A report this week by Clifford Chance and Concrete VC has highlighted this to me yet again.
I must say firstly, it is a well-balanced report and despite it being about the commercial sector, the conclusions and the results have solid grounds to be discussed here. Not least because the 41% of C-suites taking part in the survey cited “wanting to see others do it first” as a major barrier to adoption.
“Many organisations do not want to be early adopters, instead adopting a fast follower strategy, with C-Suite respondents citing that they want to see others try technologies first as their overall largest concern” the report summarises at one point.
I am dumbfounded by this sort of a statement. Firstly, it shouts of weakness. Secondly, it speaks also of stupidity and a complete naivety in business.
What on earth are you going to learn from businesses doing it first? Are they going to shout how wonderful a particular solution is? Are they going to tell you what they did right or wrong in the onboarding process? Are they going to admit they got it wrong or had to write off a load of bad investments?
No, no, no and no.
Last year, we launched a PropTech procurement solution to help the property industry find solutions they needed. Quite often they weren’t aware of the problems they had so often it was led by areas they wanted to improve e.g. “I need an improved property management function”.
We would go out to market and find solutions from the 8,000+ we analyse around the world and serve them back with solutions for them to trial. It has done well and we have helped many companies both large and small.

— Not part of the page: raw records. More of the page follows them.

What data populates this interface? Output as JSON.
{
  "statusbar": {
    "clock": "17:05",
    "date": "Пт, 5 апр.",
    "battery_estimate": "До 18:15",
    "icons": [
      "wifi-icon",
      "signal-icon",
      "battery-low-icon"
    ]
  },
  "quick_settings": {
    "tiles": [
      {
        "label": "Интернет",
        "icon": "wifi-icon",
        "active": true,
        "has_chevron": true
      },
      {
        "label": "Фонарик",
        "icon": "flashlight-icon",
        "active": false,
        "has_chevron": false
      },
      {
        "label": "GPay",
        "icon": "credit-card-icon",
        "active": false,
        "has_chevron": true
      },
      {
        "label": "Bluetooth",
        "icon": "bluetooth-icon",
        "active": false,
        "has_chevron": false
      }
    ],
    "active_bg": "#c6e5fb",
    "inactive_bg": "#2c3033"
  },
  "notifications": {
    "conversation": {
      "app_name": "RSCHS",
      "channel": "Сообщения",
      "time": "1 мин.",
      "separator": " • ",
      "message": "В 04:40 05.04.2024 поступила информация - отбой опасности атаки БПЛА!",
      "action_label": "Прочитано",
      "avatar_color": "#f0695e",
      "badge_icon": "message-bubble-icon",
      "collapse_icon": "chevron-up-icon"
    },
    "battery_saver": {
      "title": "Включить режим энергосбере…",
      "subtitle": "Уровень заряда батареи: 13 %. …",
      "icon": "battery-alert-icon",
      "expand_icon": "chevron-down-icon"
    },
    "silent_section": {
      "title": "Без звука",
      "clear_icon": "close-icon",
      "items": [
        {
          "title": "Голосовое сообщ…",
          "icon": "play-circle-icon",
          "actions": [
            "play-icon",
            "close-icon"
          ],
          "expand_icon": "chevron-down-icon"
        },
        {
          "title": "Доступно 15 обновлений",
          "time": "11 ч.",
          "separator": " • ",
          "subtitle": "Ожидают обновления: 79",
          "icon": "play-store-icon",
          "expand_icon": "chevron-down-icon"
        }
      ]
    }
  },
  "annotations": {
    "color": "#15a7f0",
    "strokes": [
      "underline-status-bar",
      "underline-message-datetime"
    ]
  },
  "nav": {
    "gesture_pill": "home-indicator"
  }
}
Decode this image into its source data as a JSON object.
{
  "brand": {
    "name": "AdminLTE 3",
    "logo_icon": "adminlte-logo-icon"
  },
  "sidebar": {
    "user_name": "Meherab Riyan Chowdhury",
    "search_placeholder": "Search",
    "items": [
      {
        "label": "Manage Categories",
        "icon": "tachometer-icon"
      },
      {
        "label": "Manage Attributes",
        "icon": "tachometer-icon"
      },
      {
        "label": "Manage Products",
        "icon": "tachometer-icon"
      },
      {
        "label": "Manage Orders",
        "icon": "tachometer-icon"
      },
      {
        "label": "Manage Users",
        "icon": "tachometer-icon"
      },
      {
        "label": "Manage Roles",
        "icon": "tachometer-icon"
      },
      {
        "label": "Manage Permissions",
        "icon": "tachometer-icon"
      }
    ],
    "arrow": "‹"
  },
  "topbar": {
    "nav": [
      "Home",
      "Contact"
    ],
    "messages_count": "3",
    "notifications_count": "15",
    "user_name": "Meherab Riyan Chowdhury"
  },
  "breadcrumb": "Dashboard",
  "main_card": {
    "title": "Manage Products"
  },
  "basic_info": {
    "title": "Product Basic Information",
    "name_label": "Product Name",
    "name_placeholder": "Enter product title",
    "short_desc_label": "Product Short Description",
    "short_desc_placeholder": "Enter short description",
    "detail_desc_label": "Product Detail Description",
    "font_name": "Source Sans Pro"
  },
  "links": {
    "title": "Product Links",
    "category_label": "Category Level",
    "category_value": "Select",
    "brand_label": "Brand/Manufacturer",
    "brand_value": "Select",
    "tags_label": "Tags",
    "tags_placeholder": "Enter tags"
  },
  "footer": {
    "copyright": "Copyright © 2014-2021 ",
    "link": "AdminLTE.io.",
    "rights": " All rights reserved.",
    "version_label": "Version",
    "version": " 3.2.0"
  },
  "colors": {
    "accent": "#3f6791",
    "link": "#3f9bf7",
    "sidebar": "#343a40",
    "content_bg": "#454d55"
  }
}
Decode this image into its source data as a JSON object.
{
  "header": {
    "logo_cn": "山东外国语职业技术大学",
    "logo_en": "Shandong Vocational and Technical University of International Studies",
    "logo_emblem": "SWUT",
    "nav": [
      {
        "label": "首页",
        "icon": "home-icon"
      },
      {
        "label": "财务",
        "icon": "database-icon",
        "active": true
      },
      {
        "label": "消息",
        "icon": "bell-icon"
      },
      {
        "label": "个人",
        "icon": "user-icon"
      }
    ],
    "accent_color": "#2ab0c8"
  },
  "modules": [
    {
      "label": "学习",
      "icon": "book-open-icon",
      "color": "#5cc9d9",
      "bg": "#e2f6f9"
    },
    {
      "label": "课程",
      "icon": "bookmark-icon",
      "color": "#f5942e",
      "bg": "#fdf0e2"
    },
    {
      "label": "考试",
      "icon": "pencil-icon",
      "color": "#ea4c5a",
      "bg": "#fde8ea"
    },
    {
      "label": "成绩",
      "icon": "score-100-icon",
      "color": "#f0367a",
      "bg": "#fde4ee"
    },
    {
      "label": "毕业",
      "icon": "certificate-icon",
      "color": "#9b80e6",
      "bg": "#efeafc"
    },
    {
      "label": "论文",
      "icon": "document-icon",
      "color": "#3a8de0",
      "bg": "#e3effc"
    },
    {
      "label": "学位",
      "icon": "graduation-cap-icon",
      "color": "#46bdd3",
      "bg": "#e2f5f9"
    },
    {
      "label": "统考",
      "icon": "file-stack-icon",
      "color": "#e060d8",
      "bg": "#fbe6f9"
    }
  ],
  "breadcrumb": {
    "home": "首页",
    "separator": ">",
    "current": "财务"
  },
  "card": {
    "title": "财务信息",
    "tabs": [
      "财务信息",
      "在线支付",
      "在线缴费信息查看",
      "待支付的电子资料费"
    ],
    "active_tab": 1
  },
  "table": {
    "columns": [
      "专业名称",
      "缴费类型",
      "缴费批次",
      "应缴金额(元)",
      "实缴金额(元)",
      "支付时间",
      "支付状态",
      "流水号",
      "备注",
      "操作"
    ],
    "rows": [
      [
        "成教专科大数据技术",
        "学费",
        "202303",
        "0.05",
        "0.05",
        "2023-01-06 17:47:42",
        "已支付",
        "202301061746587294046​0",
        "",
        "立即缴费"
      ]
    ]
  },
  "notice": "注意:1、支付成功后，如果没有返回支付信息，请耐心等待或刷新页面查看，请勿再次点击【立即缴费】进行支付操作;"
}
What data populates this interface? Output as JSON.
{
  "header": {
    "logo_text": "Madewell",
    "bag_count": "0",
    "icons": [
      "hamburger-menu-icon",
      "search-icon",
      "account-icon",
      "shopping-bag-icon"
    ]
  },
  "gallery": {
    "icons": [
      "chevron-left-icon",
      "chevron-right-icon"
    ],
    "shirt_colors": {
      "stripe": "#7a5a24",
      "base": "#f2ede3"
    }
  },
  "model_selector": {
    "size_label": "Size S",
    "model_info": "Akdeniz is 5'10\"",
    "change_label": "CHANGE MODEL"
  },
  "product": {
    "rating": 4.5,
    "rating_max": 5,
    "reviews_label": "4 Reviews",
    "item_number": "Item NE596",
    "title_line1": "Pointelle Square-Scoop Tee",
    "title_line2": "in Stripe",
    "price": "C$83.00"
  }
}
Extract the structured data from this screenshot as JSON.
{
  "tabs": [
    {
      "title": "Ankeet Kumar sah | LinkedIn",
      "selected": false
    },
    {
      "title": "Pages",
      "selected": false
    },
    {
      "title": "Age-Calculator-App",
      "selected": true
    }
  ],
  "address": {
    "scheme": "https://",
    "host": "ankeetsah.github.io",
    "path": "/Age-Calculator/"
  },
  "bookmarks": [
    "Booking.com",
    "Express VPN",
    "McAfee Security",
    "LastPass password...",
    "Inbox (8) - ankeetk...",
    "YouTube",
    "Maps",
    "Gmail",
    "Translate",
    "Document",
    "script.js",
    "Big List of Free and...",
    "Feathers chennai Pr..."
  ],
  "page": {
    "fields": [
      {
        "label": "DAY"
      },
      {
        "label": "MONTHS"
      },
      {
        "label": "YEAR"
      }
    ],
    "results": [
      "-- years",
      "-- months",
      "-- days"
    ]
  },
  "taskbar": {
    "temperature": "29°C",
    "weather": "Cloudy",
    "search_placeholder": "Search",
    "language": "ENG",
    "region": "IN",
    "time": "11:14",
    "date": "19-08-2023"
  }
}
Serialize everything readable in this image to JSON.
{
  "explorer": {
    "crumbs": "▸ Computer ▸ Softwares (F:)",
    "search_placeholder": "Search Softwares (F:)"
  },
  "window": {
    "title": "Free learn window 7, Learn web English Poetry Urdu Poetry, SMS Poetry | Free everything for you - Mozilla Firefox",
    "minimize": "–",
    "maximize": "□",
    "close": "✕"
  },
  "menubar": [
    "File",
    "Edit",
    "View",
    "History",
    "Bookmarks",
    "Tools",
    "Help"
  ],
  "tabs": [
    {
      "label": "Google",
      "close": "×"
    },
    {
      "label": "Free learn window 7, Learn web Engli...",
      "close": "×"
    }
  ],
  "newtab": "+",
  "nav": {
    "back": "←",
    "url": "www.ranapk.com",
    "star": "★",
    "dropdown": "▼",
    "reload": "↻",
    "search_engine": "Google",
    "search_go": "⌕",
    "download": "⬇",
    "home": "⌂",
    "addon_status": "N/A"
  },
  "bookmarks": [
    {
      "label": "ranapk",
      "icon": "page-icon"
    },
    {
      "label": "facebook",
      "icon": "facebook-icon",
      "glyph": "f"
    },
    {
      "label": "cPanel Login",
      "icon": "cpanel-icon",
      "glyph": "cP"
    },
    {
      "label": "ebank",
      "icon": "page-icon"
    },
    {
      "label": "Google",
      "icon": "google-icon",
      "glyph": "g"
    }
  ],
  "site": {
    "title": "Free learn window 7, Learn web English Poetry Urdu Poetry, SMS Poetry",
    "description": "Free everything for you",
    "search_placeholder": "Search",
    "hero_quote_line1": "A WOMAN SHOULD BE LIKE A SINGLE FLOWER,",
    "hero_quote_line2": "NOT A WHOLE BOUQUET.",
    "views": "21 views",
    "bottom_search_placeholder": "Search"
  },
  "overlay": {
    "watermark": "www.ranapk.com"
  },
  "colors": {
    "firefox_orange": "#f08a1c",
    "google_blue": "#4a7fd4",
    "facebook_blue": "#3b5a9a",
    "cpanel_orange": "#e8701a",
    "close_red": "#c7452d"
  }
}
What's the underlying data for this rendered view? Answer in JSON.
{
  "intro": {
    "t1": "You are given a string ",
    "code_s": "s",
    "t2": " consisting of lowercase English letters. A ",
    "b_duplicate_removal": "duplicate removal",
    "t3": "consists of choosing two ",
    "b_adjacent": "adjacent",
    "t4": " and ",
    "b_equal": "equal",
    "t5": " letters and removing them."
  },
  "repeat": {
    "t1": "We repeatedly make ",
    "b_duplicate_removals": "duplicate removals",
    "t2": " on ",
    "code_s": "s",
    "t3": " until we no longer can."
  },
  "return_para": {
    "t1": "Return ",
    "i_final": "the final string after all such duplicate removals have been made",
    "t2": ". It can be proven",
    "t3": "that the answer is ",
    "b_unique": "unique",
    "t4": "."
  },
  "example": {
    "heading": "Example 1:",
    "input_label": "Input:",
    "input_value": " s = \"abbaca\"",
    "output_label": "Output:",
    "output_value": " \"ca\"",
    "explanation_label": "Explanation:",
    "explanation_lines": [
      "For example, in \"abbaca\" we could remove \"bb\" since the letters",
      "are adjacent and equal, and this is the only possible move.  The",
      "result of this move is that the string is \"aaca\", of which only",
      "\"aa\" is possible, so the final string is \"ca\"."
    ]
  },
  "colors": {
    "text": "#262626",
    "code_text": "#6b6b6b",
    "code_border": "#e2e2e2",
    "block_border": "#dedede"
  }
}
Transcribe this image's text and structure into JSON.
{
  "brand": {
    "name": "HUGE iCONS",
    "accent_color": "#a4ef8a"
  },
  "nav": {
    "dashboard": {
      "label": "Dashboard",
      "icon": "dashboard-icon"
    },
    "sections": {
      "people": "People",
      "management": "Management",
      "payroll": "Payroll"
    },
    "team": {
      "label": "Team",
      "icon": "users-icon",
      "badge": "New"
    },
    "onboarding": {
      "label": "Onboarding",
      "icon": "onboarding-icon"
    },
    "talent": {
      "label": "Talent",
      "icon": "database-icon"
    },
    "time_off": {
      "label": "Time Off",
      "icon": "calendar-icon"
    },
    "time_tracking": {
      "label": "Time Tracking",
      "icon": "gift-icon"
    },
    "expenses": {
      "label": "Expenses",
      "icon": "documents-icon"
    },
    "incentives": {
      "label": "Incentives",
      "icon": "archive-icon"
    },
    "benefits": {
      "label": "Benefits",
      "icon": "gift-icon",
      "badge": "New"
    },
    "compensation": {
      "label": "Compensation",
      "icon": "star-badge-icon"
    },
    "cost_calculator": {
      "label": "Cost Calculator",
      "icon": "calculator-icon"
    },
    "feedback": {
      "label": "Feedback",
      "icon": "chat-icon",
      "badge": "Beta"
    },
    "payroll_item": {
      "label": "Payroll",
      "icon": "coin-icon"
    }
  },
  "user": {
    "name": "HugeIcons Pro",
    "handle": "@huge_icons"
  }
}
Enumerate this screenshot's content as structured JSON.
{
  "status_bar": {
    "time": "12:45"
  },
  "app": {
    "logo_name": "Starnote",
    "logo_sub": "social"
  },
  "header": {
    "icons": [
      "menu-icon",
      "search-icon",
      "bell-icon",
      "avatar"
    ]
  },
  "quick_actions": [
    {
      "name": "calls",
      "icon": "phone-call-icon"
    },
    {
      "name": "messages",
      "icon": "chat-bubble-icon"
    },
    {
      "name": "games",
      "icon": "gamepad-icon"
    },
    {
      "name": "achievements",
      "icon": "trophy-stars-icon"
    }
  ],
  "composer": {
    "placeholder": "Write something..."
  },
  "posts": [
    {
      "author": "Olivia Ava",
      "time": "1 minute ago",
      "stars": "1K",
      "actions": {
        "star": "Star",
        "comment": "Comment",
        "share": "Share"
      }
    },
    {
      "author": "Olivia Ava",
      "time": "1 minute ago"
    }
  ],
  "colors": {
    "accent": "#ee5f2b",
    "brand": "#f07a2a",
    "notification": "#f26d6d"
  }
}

The thing is we, as a firm, decided we needed to keep it anonymous (and free) in order to get buy-in from the industry as otherwise we knew it wouldn’t work so well. This way their competitors wouldn’t know what they were looking at doing and solutions they were looking to find for a competitive edge.
However, we knew this wasn’t ideal but was necessary. Waiting for other people to do it first is, quite frankly, the stupidest and weakest excuse for leadership I have ever heard. The biggest mistake anyone can make is sitting around doing nothing. You are learning…nothing.
I think I have made my feelings clear.
Let me summarise other findings from the report before I continue down the rabbit hole of disbelief. Remember this has a commercial bias, but there are certainly key bits to draw out here which I believe can be important learnings.
Transaction process – origination:
• Nearly 70% believed that listing portals would become a more important source for deal origination (Amazing statistic in my mind as commercial portals just haven’t really made purchase in the commercial world).
• 70% of respondents thought the use of alternative data (e.g. taxi pickups, people tracking and consumer payments data) sets would increase, with 59% of these being the C-Suite and senior professionals. Only five percent of respondents thought alternative data sets would be less important in the next few years.
• 90% of respondents believe building personal relationships would be as or more important than before - travel restrictions have meant that real estate players have relied on existing relationships as trust has become even more important - I have always said about the importance of the personal relationship. Now and in the future. It is what we are good at. We need to double down on this skill set and use tech to augment the rest of the operation.
Transaction process – underwriting:
• 67% of all respondents felt technology will be increasingly important in underwriting, particularly as real estate valuations are a key issue and more problematic in the current conditions.
• 73% of all C-suite respondents thought that scenario planning tools would increase in importance.
• 70% of all C-Suite respondents thought that digital twin technology would increase - such a very important tool in the armoury and expect to see more and more of this coming through the residential development market too.
Transaction process – due diligence:
• Only 14% of all respondents thought in-person site visits would increase in importance, with a majority of respondents believing their importance would stay the same.
• 84% of all respondents thought that virtual reality/video fly-throughs would increase in importance.
• 91% of all C-suite respondents thought that drone-based inspections would increase in importance.
• 78% of C-Suite Respondents thought that the application of artificial intelligence and machine learning for extracting information from building documents would increase in importance.
Transaction process – execution
• 65% of all C-Suite respondents thought that the exchange of paper contracts between lawyers would decrease.
• 76% % of all C-Suite respondents thought that automated legal document assembly tools would increase in importance.
• Just over three quarters (76%) of all C-Suite respondents thought that smart contracts would increase in importance.
Despite my frustrations at the start, there are some really interesting conclusions drawn from this report. I think the audience surveyed are showing some real maturity in learning, but perhaps not the doing.
This report was done at the height of the Covid challenges and it does show that the decision makers are coming around to the idea of having technology fuelled companies that underpin the operations.
This really pleases me obviously and combined with the draft recommendations I am currently seeing from the British Property Federation (I am part of the Technology Steering Committee), there is real progress in terms of advising on how to approach innovation. These will be out shortly so keep an eye out for them.
But. But. But. If people just sit around waiting for others to innovate and try and learn lessons from others, nothing is ever going to get done and we won’t move forward.
For once, don’t say after you. Just stride on through and lead please.
*James Dearsley is a leading PropTech influencer and commentator, and is co-founder of PropTech platform Unissu. You can follow James on Twitter here.